It has been a while since I used the EIA’s Gasoline Component History such as the two graphs in this post. The first graph shows the inflation adjusted price of a gallon of gasoline and how much of that is comprised of the cost of oil. My inflation adjustment is based on the consumer price index with the base period being early 2006 (BLS uses the early 1980’s as their base period but since prices doubled over this period, I simply divide their deflator by two). The recent surge in gasoline prices appears to be entirely driven by the surge in the cost of oil.

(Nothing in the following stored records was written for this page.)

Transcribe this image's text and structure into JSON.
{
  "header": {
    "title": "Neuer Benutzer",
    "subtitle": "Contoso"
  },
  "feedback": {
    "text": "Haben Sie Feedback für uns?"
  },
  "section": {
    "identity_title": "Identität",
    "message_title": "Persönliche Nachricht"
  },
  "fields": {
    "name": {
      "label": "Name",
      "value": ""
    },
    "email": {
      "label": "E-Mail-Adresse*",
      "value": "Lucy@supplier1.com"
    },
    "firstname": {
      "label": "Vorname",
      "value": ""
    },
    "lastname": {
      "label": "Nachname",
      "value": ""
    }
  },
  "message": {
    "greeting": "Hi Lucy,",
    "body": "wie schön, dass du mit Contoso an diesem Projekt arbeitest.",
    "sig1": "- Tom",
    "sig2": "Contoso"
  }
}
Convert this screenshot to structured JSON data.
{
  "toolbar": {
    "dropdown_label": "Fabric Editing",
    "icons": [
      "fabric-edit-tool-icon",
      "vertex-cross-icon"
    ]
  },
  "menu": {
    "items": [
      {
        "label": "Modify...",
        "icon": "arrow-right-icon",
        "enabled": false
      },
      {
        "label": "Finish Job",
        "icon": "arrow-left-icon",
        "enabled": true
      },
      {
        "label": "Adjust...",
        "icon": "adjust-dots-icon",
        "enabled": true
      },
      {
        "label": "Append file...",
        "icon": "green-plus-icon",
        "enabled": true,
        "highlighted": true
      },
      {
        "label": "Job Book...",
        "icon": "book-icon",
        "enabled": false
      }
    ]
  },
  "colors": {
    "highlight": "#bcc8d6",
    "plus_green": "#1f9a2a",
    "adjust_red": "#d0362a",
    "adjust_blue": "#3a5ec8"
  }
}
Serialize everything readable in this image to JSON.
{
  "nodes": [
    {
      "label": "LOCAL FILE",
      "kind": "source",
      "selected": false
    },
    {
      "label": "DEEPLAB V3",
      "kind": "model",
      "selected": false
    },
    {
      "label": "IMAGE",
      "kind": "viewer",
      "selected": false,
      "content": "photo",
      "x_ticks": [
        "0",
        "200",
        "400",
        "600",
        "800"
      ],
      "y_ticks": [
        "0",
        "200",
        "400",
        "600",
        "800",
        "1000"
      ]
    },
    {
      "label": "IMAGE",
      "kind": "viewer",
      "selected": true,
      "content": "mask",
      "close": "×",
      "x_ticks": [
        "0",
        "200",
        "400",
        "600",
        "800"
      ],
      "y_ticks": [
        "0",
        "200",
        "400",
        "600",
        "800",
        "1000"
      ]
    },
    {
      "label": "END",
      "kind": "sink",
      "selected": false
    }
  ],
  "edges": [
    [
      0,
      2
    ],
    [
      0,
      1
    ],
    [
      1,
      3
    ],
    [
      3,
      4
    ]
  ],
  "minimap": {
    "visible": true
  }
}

I was motivated to redo my charts after I posted this in reference to the belief of Jonah Goldberg that higher gasoline prices can be attributed to rising taxes and higher refinery margins. But these beliefs do seem to be quite stupid when one checks the data to find that the refinery margin has fallen to only 35 cents per gallon and taxes have fallen to only 37 cents a gallon. I offer this post to Jonah and others in the hope that they actually check the facts before launching into some future ill-informed rant.